“tempo, girls, tempo!” the lizard called. “count it out!” he skittered across the floor, skidded to a halt and stared indignantly up at them. “this is ridiculous! i shouldn’t have to remind you there’s a great deal riding on this!”
the girls coughed and looked down at their hooves, embarrassed by both his sharp tongue and the truth behind his words.
“jazz leaps,” he snapped. “we begin with Daisy.”
Dolly sighed with regret. she clearly remembered her days as lead dancer. it had been a good life and she knew why she no longer occupied that favoured position. “i can’t keep up anymore,” she muttered under her breath and didn’t care who overheard. it was true. her ankles were sore all the time and her knees ached with the slightest change in the weather. the girls were smarter, faster and, she hated to admit it, smaller than her. i can’t fight the DNA. she shuffled anxiously forward and bumped into the sheep in front of her.
“sorry,” said Dolly. “i’m a little off today.”
the girls glared at her, then snickered amongst themselves in the days attempt to shame her. they were distancing themselves from her and, although her feelings were hurt, it wasn’t difficult for her to admit she understood exactly where they were coming from.
“pick up your feet! point your toes!” the lizard shouted. he flicked his head, the metallic scales at his neck clicked rapidly across the colour continuum like the lenses of a microscope. he pulled at the collar of his lab coat and counted with a twitch of his webbed fingers. his sterile, reptilian eyes slid over Dolly.
Dolly leapt desperately across the floor, extended her legs as far as possible, struggled to maintain her balance and landed with a thud. “i’m sorry,” she bleated. “i’ll go faster next time.” she perspired heavily under her wool.
the lizard sighed in annoyance. “soupy sails,” he said, coldly, “use jazz hands.” he stared into the observation mirror, gazing critically over his ever-changing reflection.
the girls stiffened, glanced nervously at each other and reflexively shuffled into a column of identical pairs. Dolly was surprised to find herself at the front of the line and the thought of leading pleased her, until she remembered the ‘soupy sails’ step placed an enormous strain on both her knees and ankles. sadly, she shook her head and squinted at herself in the mirror surprised, once again, by her physical size. she was carrying twenty pounds and had eight inches on the girls, two facts the geneticist was always going on about.
what a trial, she thought and pulled at her leotard.
Dolly made it halfway across the dance floor before she fell.

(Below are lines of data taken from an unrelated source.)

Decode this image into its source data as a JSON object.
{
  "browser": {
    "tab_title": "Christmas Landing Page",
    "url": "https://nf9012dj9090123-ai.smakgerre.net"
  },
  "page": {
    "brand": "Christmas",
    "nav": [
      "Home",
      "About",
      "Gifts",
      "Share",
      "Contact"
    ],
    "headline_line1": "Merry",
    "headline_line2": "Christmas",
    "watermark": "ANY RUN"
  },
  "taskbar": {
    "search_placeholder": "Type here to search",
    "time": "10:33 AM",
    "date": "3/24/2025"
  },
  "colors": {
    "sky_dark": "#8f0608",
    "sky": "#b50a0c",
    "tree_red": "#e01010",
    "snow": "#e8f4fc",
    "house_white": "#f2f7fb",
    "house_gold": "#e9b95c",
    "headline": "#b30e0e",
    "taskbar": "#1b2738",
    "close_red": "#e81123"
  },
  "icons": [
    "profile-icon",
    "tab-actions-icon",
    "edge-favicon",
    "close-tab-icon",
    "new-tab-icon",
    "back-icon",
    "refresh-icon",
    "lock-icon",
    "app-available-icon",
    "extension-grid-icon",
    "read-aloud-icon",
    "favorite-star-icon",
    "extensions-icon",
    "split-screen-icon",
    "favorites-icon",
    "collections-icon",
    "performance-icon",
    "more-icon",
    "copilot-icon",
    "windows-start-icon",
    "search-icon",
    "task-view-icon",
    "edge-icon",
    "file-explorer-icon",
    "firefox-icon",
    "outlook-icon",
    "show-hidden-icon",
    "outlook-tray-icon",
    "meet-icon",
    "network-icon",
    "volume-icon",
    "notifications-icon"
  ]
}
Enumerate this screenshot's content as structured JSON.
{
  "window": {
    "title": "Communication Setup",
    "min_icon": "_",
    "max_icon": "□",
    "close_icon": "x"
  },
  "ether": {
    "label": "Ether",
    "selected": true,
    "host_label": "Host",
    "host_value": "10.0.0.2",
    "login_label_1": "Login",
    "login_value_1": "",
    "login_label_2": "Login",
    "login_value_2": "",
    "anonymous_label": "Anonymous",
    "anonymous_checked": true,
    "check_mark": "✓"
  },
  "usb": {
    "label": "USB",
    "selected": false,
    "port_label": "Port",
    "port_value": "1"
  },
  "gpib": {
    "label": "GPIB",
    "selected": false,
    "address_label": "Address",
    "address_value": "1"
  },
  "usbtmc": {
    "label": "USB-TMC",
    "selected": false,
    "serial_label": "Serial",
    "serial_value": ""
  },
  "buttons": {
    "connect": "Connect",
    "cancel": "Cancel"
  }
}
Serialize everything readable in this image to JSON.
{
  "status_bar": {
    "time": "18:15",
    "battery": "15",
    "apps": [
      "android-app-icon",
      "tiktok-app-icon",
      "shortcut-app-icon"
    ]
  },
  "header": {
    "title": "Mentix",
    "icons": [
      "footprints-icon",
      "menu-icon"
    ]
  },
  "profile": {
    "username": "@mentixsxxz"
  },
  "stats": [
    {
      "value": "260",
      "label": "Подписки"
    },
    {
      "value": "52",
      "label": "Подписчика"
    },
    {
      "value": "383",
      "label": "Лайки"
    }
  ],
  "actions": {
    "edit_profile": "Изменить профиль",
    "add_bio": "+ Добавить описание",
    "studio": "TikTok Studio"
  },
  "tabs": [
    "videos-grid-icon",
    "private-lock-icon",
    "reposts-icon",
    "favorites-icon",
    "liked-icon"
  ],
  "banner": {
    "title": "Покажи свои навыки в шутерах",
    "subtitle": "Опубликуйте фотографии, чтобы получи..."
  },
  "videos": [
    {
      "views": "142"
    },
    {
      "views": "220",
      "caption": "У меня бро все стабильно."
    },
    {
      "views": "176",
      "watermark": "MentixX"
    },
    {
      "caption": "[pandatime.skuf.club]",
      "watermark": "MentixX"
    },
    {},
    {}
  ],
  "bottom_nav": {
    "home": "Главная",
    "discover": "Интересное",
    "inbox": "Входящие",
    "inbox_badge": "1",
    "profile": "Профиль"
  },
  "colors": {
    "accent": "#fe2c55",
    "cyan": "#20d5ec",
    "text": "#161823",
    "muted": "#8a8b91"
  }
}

in one long moment, she awkwardly rolled over, staring blindly up at the two-way mirror. intuitively, she knew the other lizards were behind the glass with their clipboards and, somehow, what was coming next.
the music stopped.
“you’re dismissed Dolly,” the lizard said, quietly. “we can do better than you.”